3.) We can do a better job than these clowns. We are trained officials: experts in both the instant replay and the challenge. We see so many replays every game because mostly it’s an incredibly easy TV talking point, and we’ve come to expect and desire the replay. Supposedly, it’s because American sports leagues and fans are interested in getting the call right. More accurately, we are more interested in who got it wrong. Who couldn’t keep their feet in bounds, who STILL hasn’t touched home plate, and who made that bonehead decision to call the infield fly rule. We’ve seen thousands of plays, and gotten thousands of calls right. Ed Hochuli has nothing on me and my flat screen and remote control.
We do not have any faith in the officials charged with getting it right. We don’t trust their values. We’ve learned to treat them this way. And we are all trained in passing superior judgment

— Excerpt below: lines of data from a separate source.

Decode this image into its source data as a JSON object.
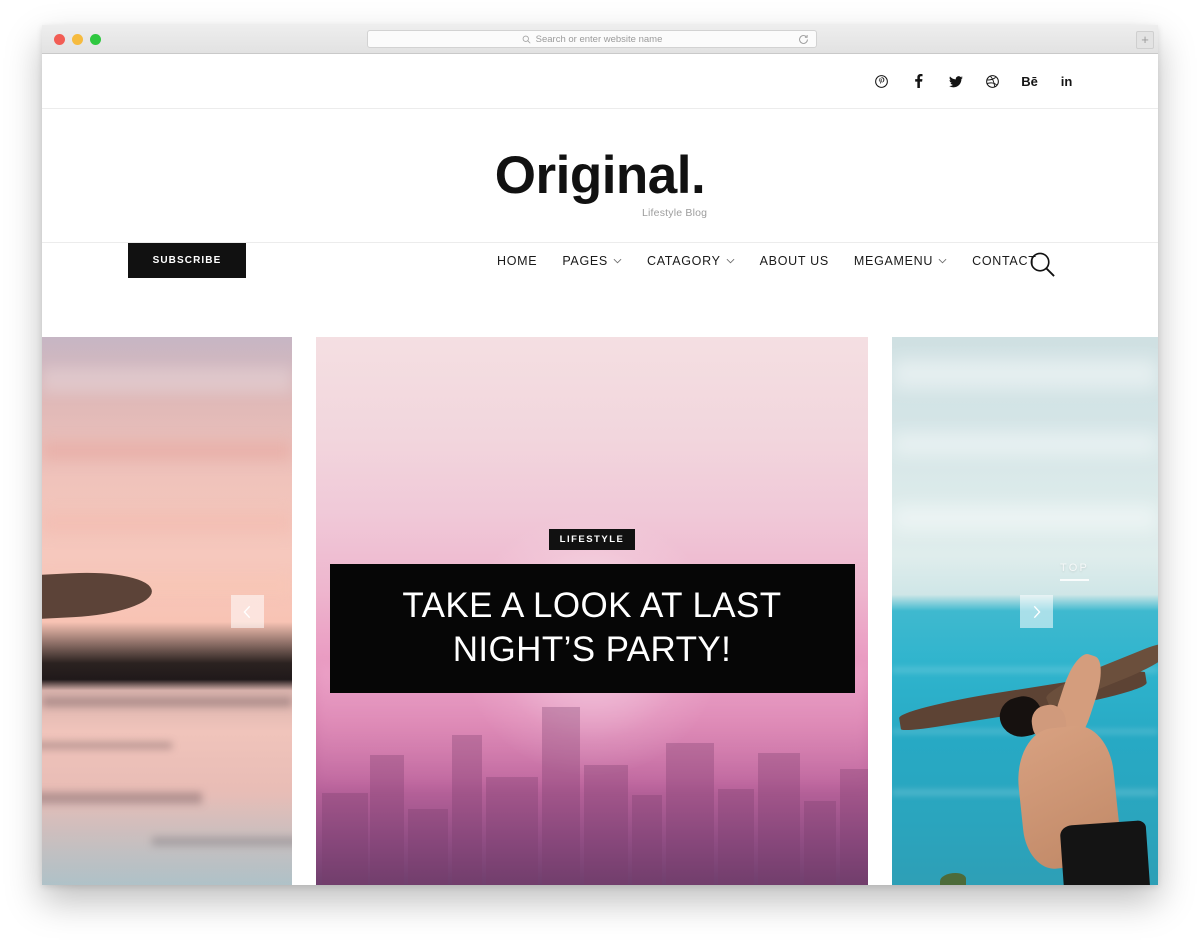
{
  "browser": {
    "address_placeholder": "Search or enter website name",
    "search_icon": "search-icon",
    "reload_icon": "reload-icon",
    "new_tab_label": "+",
    "traffic_lights": [
      "close",
      "minimize",
      "maximize"
    ]
  },
  "site": {
    "logo_title": "Original.",
    "logo_tagline": "Lifestyle Blog"
  },
  "social": [
    {
      "name": "pinterest",
      "label": "P"
    },
    {
      "name": "facebook",
      "label": "f"
    },
    {
      "name": "twitter",
      "label": "t"
    },
    {
      "name": "dribbble",
      "label": "d"
    },
    {
      "name": "behance",
      "label": "Bē"
    },
    {
      "name": "linkedin",
      "label": "in"
    }
  ],
  "nav": {
    "subscribe_label": "SUBSCRIBE",
    "items": [
      {
        "label": "HOME",
        "has_dropdown": false
      },
      {
        "label": "PAGES",
        "has_dropdown": true
      },
      {
        "label": "CATAGORY",
        "has_dropdown": true
      },
      {
        "label": "ABOUT US",
        "has_dropdown": false
      },
      {
        "label": "MEGAMENU",
        "has_dropdown": true
      },
      {
        "label": "CONTACT",
        "has_dropdown": false
      }
    ],
    "search_icon": "search-icon"
  },
  "slider": {
    "prev_label": "‹",
    "next_label": "›",
    "slides": [
      {
        "position": "left",
        "artwork": "pink sunset over water with surfboard silhouette",
        "category": "",
        "title": ""
      },
      {
        "position": "center",
        "artwork": "pink hazy city skyline at sunrise",
        "category": "LIFESTYLE",
        "title": "TAKE A LOOK AT LAST NIGHT’S PARTY!"
      },
      {
        "position": "right",
        "artwork": "man lifting driftwood over turquoise ocean",
        "category": "TOP",
        "title": ""
      }
    ]
  },
  "colors": {
    "accent_dark": "#111111",
    "text": "#1a1a1a",
    "muted": "#9d9d9d",
    "chrome": "#e8e8e8"
  }
}
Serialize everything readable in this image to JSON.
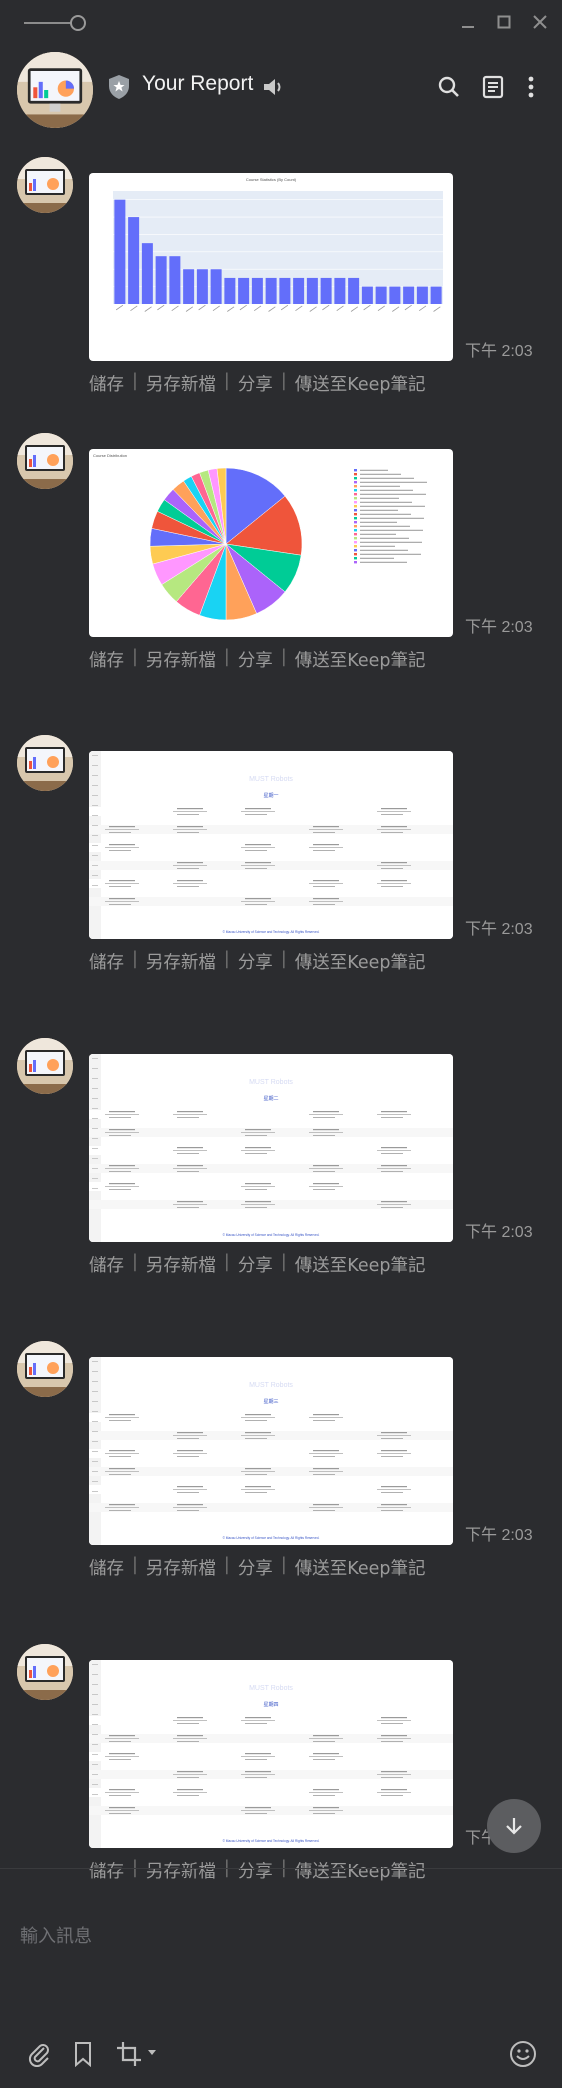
{
  "window": {
    "controls": [
      "minimize-icon",
      "maximize-icon",
      "close-icon"
    ]
  },
  "header": {
    "title": "Your Report",
    "icons": [
      "shield-star-icon",
      "speaker-icon",
      "search-icon",
      "notes-icon",
      "more-vertical-icon"
    ]
  },
  "messages": [
    {
      "kind": "bar-chart",
      "time": "下午 2:03",
      "chart_title": "Course Statistics (By Count)"
    },
    {
      "kind": "pie-chart",
      "time": "下午 2:03",
      "chart_title": "Course Distribution"
    },
    {
      "kind": "timetable",
      "time": "下午 2:03",
      "section_label": "星期一",
      "footer": "© Macau University of Science and Technology. All Rights Reserved."
    },
    {
      "kind": "timetable",
      "time": "下午 2:03",
      "section_label": "星期二",
      "footer": "© Macau University of Science and Technology. All Rights Reserved."
    },
    {
      "kind": "timetable",
      "time": "下午 2:03",
      "section_label": "星期三",
      "footer": "© Macau University of Science and Technology. All Rights Reserved."
    },
    {
      "kind": "timetable",
      "time": "下午 2:03",
      "section_label": "星期四",
      "footer": "© Macau University of Science and Technology. All Rights Reserved."
    }
  ],
  "actions": {
    "save": "儲存",
    "save_as": "另存新檔",
    "share": "分享",
    "send_keep": "傳送至Keep筆記",
    "separator": "|"
  },
  "composer": {
    "placeholder": "輸入訊息"
  },
  "chart_data": {
    "type": "bar",
    "title": "Course Statistics (By Count)",
    "values": [
      12,
      10,
      7,
      5.5,
      5.5,
      4,
      4,
      4,
      3,
      3,
      3,
      3,
      3,
      3,
      3,
      3,
      3,
      3,
      2,
      2,
      2,
      2,
      2,
      2
    ],
    "ylim": [
      0,
      13
    ],
    "grid": true
  },
  "colors": {
    "bar": "#636efa",
    "plot_bg": "#e5ecf6",
    "pie": [
      "#636efa",
      "#ef553b",
      "#00cc96",
      "#ab63fa",
      "#ffa15a",
      "#19d3f3",
      "#ff6692",
      "#b6e880",
      "#ff97ff",
      "#fecb52"
    ]
  }
}
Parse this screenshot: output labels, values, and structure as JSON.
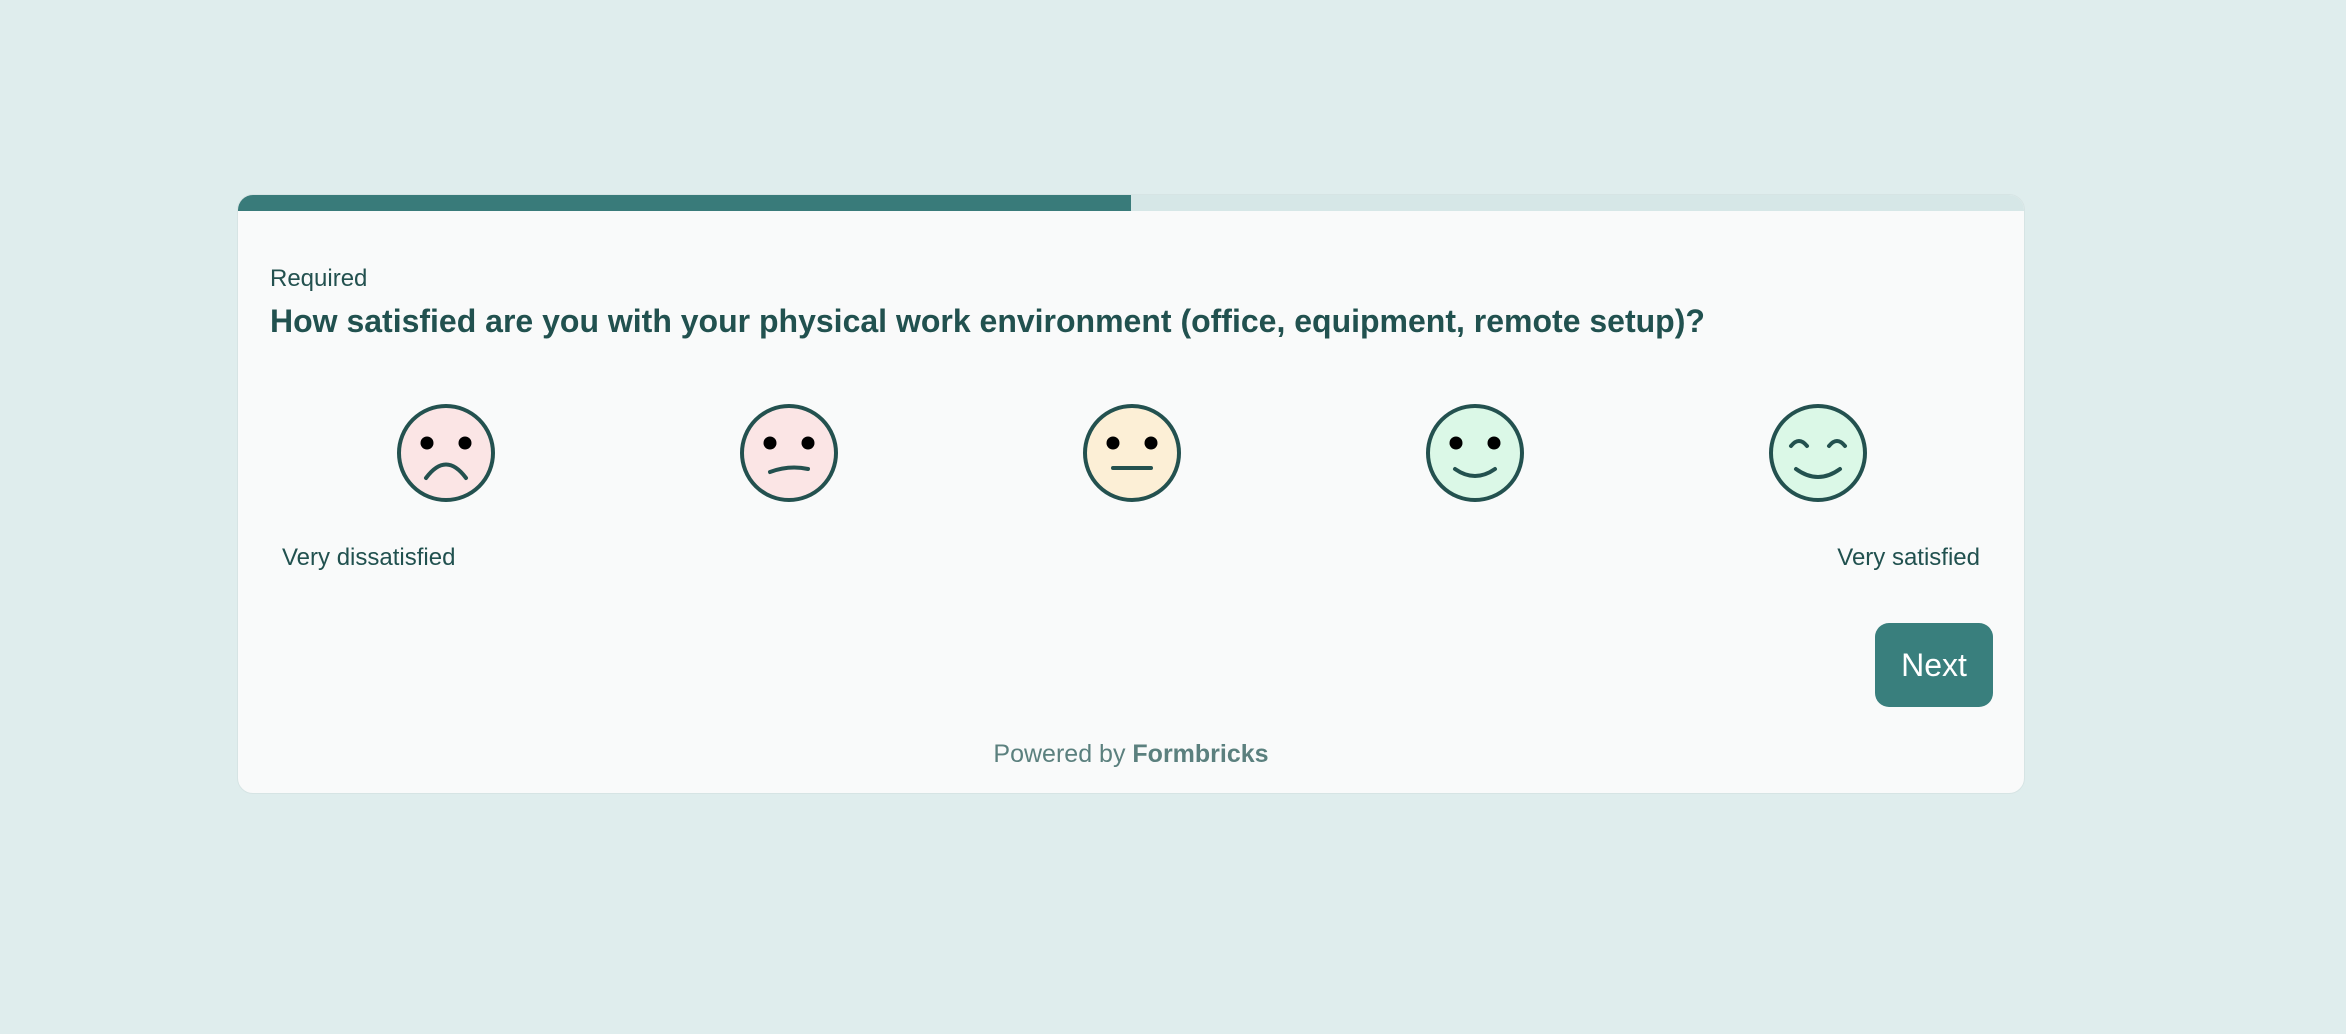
{
  "progress": {
    "value": 0.5,
    "fill_color": "#397b7a",
    "track_color": "#d6e7e7"
  },
  "question": {
    "required_text": "Required",
    "title": "How satisfied are you with your physical work environment (office, equipment, remote setup)?"
  },
  "rating": {
    "options": [
      {
        "icon": "very-dissatisfied-face-icon",
        "fill": "#fbe5e5"
      },
      {
        "icon": "dissatisfied-face-icon",
        "fill": "#fbe5e5"
      },
      {
        "icon": "neutral-face-icon",
        "fill": "#fcefd6"
      },
      {
        "icon": "satisfied-face-icon",
        "fill": "#dbf8e7"
      },
      {
        "icon": "very-satisfied-face-icon",
        "fill": "#dbf8e7"
      }
    ],
    "lower_label": "Very dissatisfied",
    "upper_label": "Very satisfied"
  },
  "buttons": {
    "next_label": "Next"
  },
  "footer": {
    "powered_prefix": "Powered by",
    "brand": "Formbricks"
  },
  "colors": {
    "accent": "#397f7d",
    "text": "#21514f",
    "background": "#dfeded",
    "card": "#f9fafa"
  }
}
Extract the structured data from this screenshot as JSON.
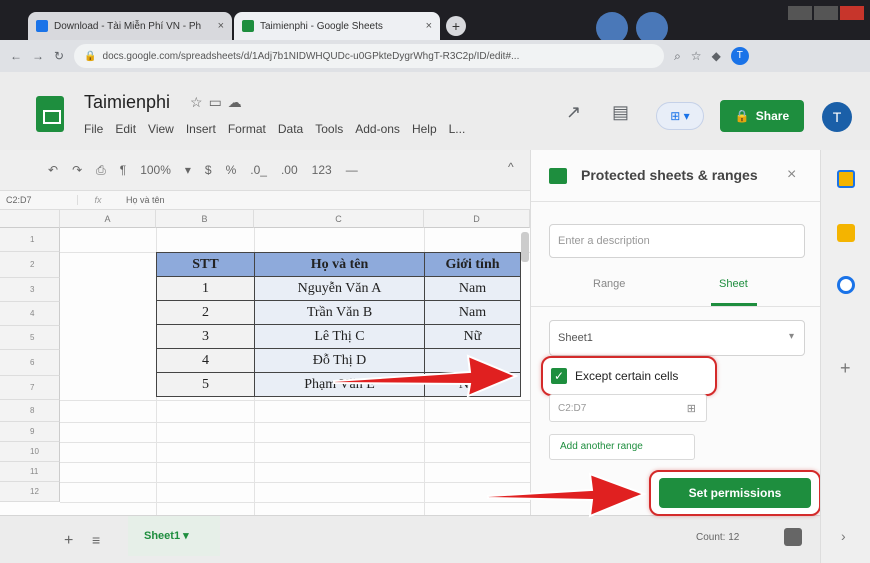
{
  "browser": {
    "tabs": [
      {
        "label": "Download - Tài Miễn Phí VN - Ph",
        "color": "#1a73e8"
      },
      {
        "label": "Taimienphi - Google Sheets",
        "color": "#1e8e3e"
      }
    ],
    "url": "docs.google.com/spreadsheets/d/1Adj7b1NIDWHQUDc-u0GPkteDygrWhgT-R3C2p/ID/edit#..."
  },
  "doc": {
    "title": "Taimienphi",
    "menu": [
      "File",
      "Edit",
      "View",
      "Insert",
      "Format",
      "Data",
      "Tools",
      "Add-ons",
      "Help",
      "L..."
    ],
    "share_label": "Share",
    "account_initial": "T"
  },
  "toolbar": {
    "zoom": "100%",
    "currency": "$",
    "percent": "%",
    "decimals_dec": ".0_",
    "decimals_inc": ".00",
    "format_more": "123"
  },
  "formula": {
    "name_box": "C2:D7",
    "fx": "fx",
    "value": "Họ và tên"
  },
  "grid": {
    "columns": [
      "A",
      "B",
      "C",
      "D"
    ],
    "rows": [
      "1",
      "2",
      "3",
      "4",
      "5",
      "6",
      "7",
      "8",
      "9",
      "10",
      "11",
      "12"
    ]
  },
  "table": {
    "headers": [
      "STT",
      "Họ và tên",
      "Giới tính"
    ],
    "rows": [
      [
        "1",
        "Nguyễn Văn A",
        "Nam"
      ],
      [
        "2",
        "Trần Văn B",
        "Nam"
      ],
      [
        "3",
        "Lê Thị C",
        "Nữ"
      ],
      [
        "4",
        "Đỗ Thị D",
        ""
      ],
      [
        "5",
        "Phạm Văn E",
        "Nam"
      ]
    ]
  },
  "bottom": {
    "sheet_tab": "Sheet1",
    "count": "Count: 12"
  },
  "panel": {
    "title": "Protected sheets & ranges",
    "description_placeholder": "Enter a description",
    "tab_range": "Range",
    "tab_sheet": "Sheet",
    "sheet_select": "Sheet1",
    "except_label": "Except certain cells",
    "except_checked": true,
    "range_value": "C2:D7",
    "add_range": "Add another range",
    "set_permissions": "Set permissions"
  },
  "colors": {
    "green": "#1e8e3e",
    "annotation_red": "#d42a2a",
    "header_blue": "#8eaadb"
  }
}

They don’t always get it wrong though. On the biggest stage, Laird Hayes got an impossible call right on Mario Manningham’s catch down the sideline in the Super Bowl this year.
I don’t think the answer here is more replay though. Replay slows the game down tremendously, and is an imperfect system despite camera angles being so good. And in scenarios like the infield fly rule where a judgment call is in question, replay usually can’t overturn judgment calls.
Turning wholly to automated means of calling a game is a better solution, only provided it can be done quickly. Cries that the human element needs to be part of the game do not sway me as an argument. Praising and defending an imperfect system is irrational.
What really needs to change is our attitude towards officials. They are not playing the game so they shouldn’t be the subject of our attention. Don’t be mad as hell at the officials—be mad at the outcome or the strategy. If we are changing our attitudes towards officials, that is accepting the human element, but I think more so it is embracing ours. Its embracing our ability to prioritize and decide what is important. This isn’t instinctual or animalistic, it’s a choice, and that’s human. Its reassessing our relationship with sports and official’s roles in that space and it’s a wholly human decision—one that sounds completely unnatural for sports fans.